Today resolution, I think, is a very much of a step forward. The international community is very mindful of what needs to be done, but they want to give peace a chance. They want still to work within the international setting, and they would like to make sure that integrity of non-proliferation is preserved.

VERJEE: The resolution, though, falls far short from initial U.S. demands to refer Iran to the U.N. Security Council immediately. How hard was it to get the U.S. to back them (ph) on that position?

ELBARADEI: Well, I don't -- there was all along -- I mean others wanted to make sure that Iran understand the need -- the serious nature of the situation. They wanted to understand that Iran is aware that if they do not cooperate fully, there will be consequences, there will be pressure.

And I think at the end of the day, the U.S. has also eased (ph) to the majority view that since Iran is cooperating now, there is no need to go to Security Council at this time. You usually go to Security Council if you want -- if the country is not cooperating.

But what we see right now is full Iran -- Iranian cooperation, and I think the majority of members have said, let us wait, it is Security Council option is over there, but if Iran is cooperating on its own volition, let us -- let us keep the Security Council option as a last resort.

VERJEE: The United States, though, was to some degree pacified by one close -- essentially considered a trigger mechanism, that reads: "If any further Iranian failures come to light, the board of governors would need immediately to consider all options at its disposal." Does that mean an automatic referral to the U.N. Security Council?

ELBARADEI: It's not an automatic referral. The board of the agency has to meet, but I think the message is very clear, that the international community will not tolerate any additional serious failures on the part of Iran, that if I were to report additional noncompliance cases or breeches or whatever, or violation, the likelihood is that the board will refer the matter to the Security Council. And I think that's what the U.S. were after, a clear message to Iran that enough is enough, no more breeches are going to be tolerated in the future.

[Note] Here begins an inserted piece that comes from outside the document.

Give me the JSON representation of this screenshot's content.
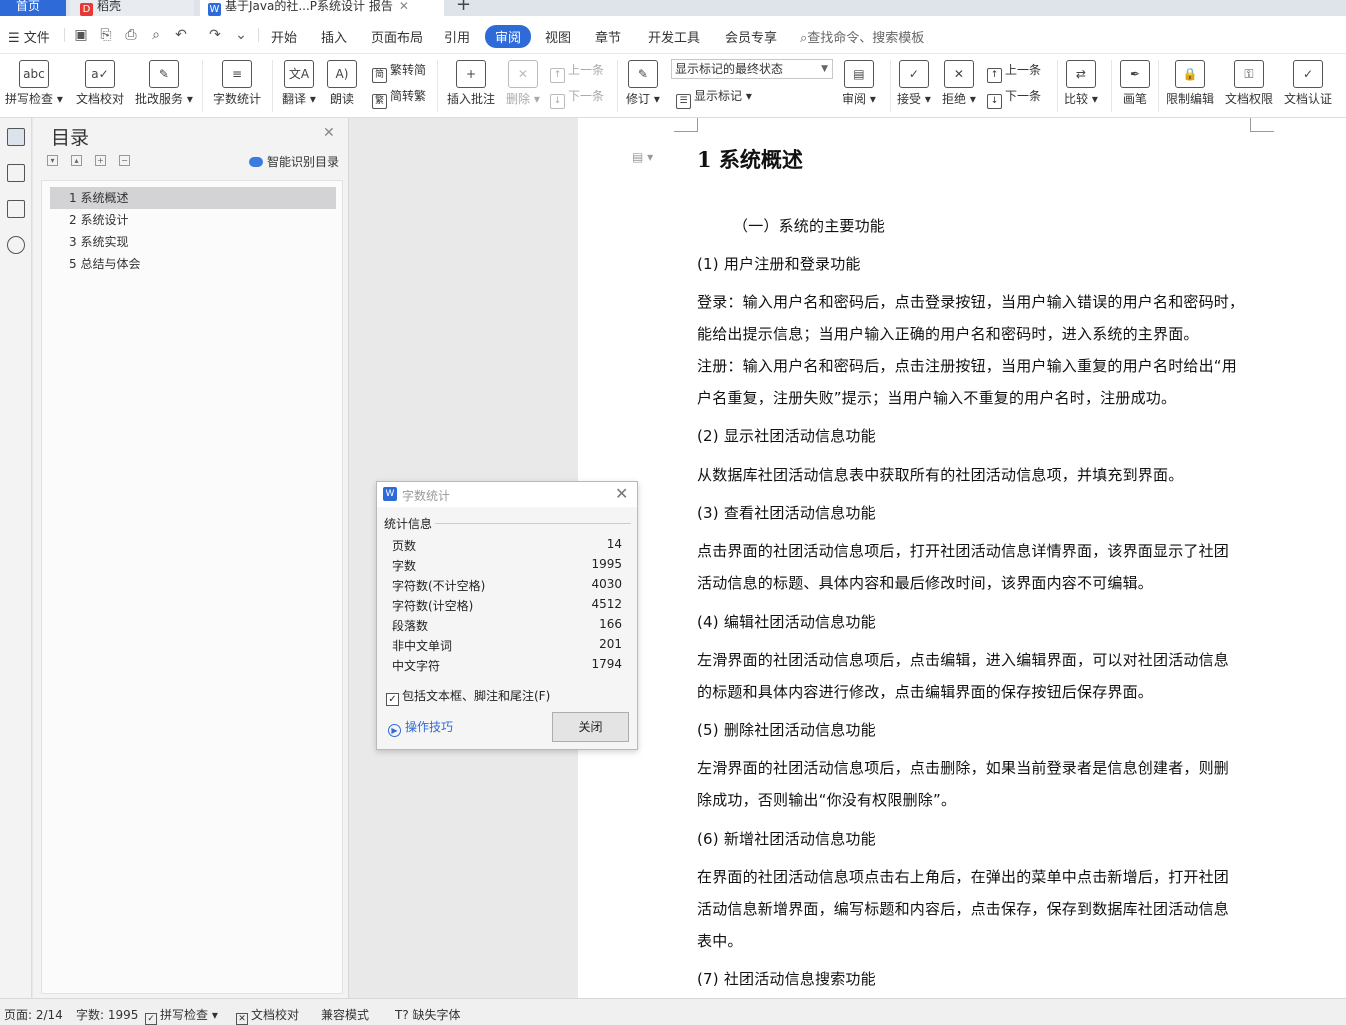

VERJEE: All right. Going into this, Mr. ElBaradei, did you see a similar situation to that of Iraq beginning to emerge?

ELBARADEI: Well, somewhat. I think we are on the level of an inspection. The jury is still out, as it were in Iraq when our -- inspections came to a halt, and I think in the case of Iran today, the international community wants to give verification and diplomacy a chance. I think the international community does not want to jump to conclusions. I think we have learned from Iraq that it might not be a good idea to jump to conclusions, particularly on an issue that has to do with war and peace.

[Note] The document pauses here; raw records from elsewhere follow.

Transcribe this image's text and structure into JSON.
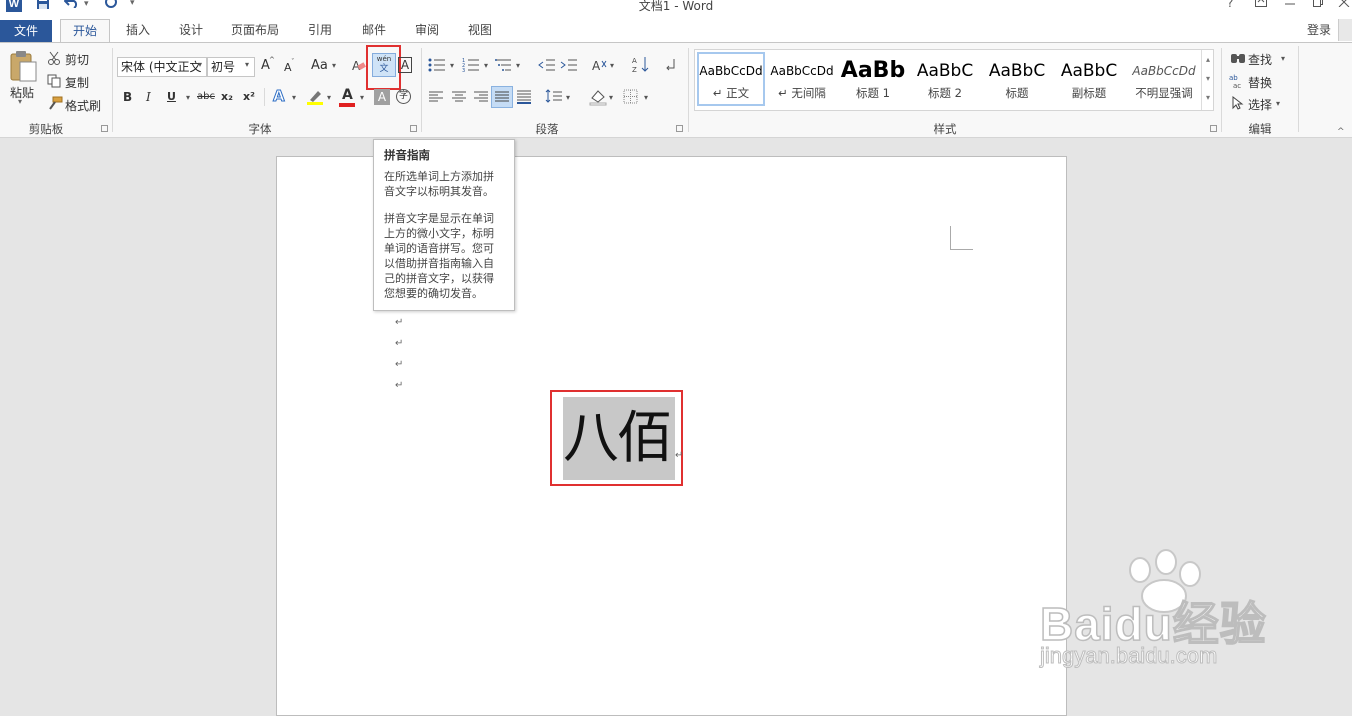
{
  "titlebar": {
    "doc_title": "文档1 - Word",
    "app_icon": "W",
    "help": "?",
    "qat_icons": [
      "save-icon",
      "undo-icon",
      "redo-icon",
      "customize-icon"
    ]
  },
  "tabs": {
    "file": "文件",
    "home": "开始",
    "insert": "插入",
    "design": "设计",
    "layout": "页面布局",
    "references": "引用",
    "mailings": "邮件",
    "review": "审阅",
    "view": "视图",
    "signin": "登录"
  },
  "clipboard": {
    "paste": "粘贴",
    "cut": "剪切",
    "copy": "复制",
    "format_painter": "格式刷",
    "label": "剪贴板"
  },
  "font": {
    "family": "宋体 (中文正文",
    "size": "初号",
    "grow": "A",
    "shrink": "A",
    "case": "Aa",
    "bold": "B",
    "italic": "I",
    "underline": "U",
    "strike": "abc",
    "subscript": "x₂",
    "superscript": "x²",
    "text_effects": "A",
    "font_color": "A",
    "char_shading": "A",
    "enclose": "字",
    "phonetic_top": "wén",
    "phonetic_bottom": "文",
    "char_border": "A",
    "label": "字体"
  },
  "paragraph": {
    "label": "段落"
  },
  "styles": {
    "label": "样式",
    "items": [
      {
        "sample": "AaBbCcDd",
        "name": "↵ 正文"
      },
      {
        "sample": "AaBbCcDd",
        "name": "↵ 无间隔"
      },
      {
        "sample": "AaBb",
        "name": "标题 1"
      },
      {
        "sample": "AaBbC",
        "name": "标题 2"
      },
      {
        "sample": "AaBbC",
        "name": "标题"
      },
      {
        "sample": "AaBbC",
        "name": "副标题"
      },
      {
        "sample": "AaBbCcDd",
        "name": "不明显强调"
      }
    ]
  },
  "editing": {
    "find": "查找",
    "replace": "替换",
    "select": "选择",
    "label": "编辑"
  },
  "tooltip": {
    "title": "拼音指南",
    "text1": "在所选单词上方添加拼音文字以标明其发音。",
    "text2": "拼音文字是显示在单词上方的微小文字，标明单词的语音拼写。您可以借助拼音指南输入自己的拼音文字，以获得您想要的确切发音。"
  },
  "document": {
    "para_mark": "↵",
    "selected_text": "八佰"
  },
  "watermark": {
    "brand": "Baidu经验",
    "url": "jingyan.baidu.com"
  },
  "colors": {
    "word_blue": "#2b579a",
    "highlight_red": "#e03030",
    "selection_gray": "#c8c8c8"
  }
}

And so I think we are learning some lessons from Iraq. I think there are useful lessons, in fact. And as long as we are inching forward, as long as we are moving forward, we should exploit every possibility to resolve the issue through diplomacy and verification, before (UNINTELLIGIBLE)...


ELBARADEI: ... Security Council or any other enforcement measures.

VERJEE: When is Iran, Mr. ElBaradei, going to sign that additional protocol that gives inspectors unfettered access to all the nuclear sites? Have you discussed that? Have they given you a date, a possible date?

ELBARADEI: Not yet, Zain. I think they should do it fairly soon. However, I am assured that even until they do that, Iran will act, additional protocol is enforced, and I'm acting on the assumption that as from today, Iran will give us all the right of access, all the right of all the information we need, as if the protocol is enforced.

In light of Iran's past behavior, we need all the transparency, all the access rights we can get before we can -- before we can bring that issue to closure. So I am acting on the assumption that Iran will be absolutely cooperating in every sense.

VERJEE: Mohamed ElBaradei, the director general of the International Atomic Energy Agency, speaking to us from Vienna, many thanks.